**Extracted information**
+---+
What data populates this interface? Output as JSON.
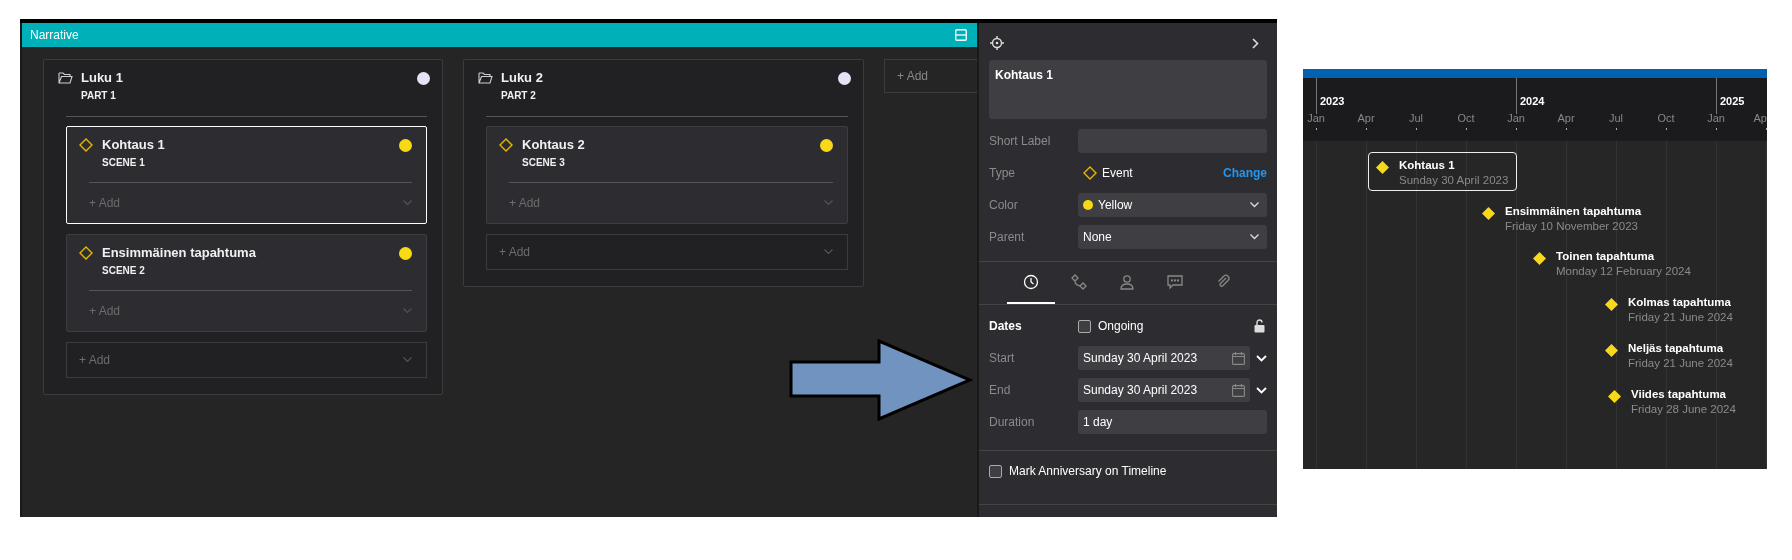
{
  "board": {
    "header": {
      "title": "Narrative"
    },
    "columns": [
      {
        "title": "Luku 1",
        "subtitle": "PART 1",
        "color": "#e4e4f6",
        "add_label": "+ Add",
        "cards": [
          {
            "title": "Kohtaus 1",
            "subtitle": "SCENE 1",
            "color": "#f7d917",
            "selected": true,
            "add_label": "+ Add"
          },
          {
            "title": "Ensimmäinen tapahtuma",
            "subtitle": "SCENE 2",
            "color": "#f7d917",
            "selected": false,
            "add_label": "+ Add"
          }
        ]
      },
      {
        "title": "Luku 2",
        "subtitle": "PART 2",
        "color": "#e4e4f6",
        "add_label": "+ Add",
        "cards": [
          {
            "title": "Kohtaus 2",
            "subtitle": "SCENE 3",
            "color": "#f7d917",
            "selected": false,
            "add_label": "+ Add"
          }
        ]
      }
    ],
    "add_column_label": "+ Add"
  },
  "inspector": {
    "title": "Kohtaus 1",
    "short_label": {
      "label": "Short Label"
    },
    "type": {
      "label": "Type",
      "value": "Event",
      "action": "Change"
    },
    "color": {
      "label": "Color",
      "value": "Yellow",
      "color": "#f7d917"
    },
    "parent": {
      "label": "Parent",
      "value": "None"
    },
    "tabs": [
      {
        "selected": true
      },
      {
        "selected": false
      },
      {
        "selected": false
      },
      {
        "selected": false
      },
      {
        "selected": false
      }
    ],
    "dates": {
      "label": "Dates",
      "ongoing": {
        "label": "Ongoing",
        "checked": false
      },
      "start": {
        "label": "Start",
        "value": "Sunday 30 April 2023"
      },
      "end": {
        "label": "End",
        "value": "Sunday 30 April 2023"
      },
      "duration": {
        "label": "Duration",
        "value": "1 day"
      }
    },
    "anniversary": {
      "label": "Mark Anniversary on Timeline",
      "checked": false
    }
  },
  "timeline": {
    "years": [
      "2023",
      "2024",
      "2025"
    ],
    "months": [
      "Jan",
      "Apr",
      "Jul",
      "Oct",
      "Jan",
      "Apr",
      "Jul",
      "Oct",
      "Jan",
      "Ap"
    ],
    "events": [
      {
        "name": "Kohtaus 1",
        "date": "Sunday 30 April 2023",
        "selected": true
      },
      {
        "name": "Ensimmäinen tapahtuma",
        "date": "Friday 10 November 2023",
        "selected": false
      },
      {
        "name": "Toinen tapahtuma",
        "date": "Monday 12 February 2024",
        "selected": false
      },
      {
        "name": "Kolmas tapahtuma",
        "date": "Friday 21 June 2024",
        "selected": false
      },
      {
        "name": "Neljäs tapahtuma",
        "date": "Friday 21 June 2024",
        "selected": false
      },
      {
        "name": "Viides tapahtuma",
        "date": "Friday 28 June 2024",
        "selected": false
      }
    ]
  }
}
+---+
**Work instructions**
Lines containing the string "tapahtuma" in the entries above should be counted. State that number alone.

**Finished task**
6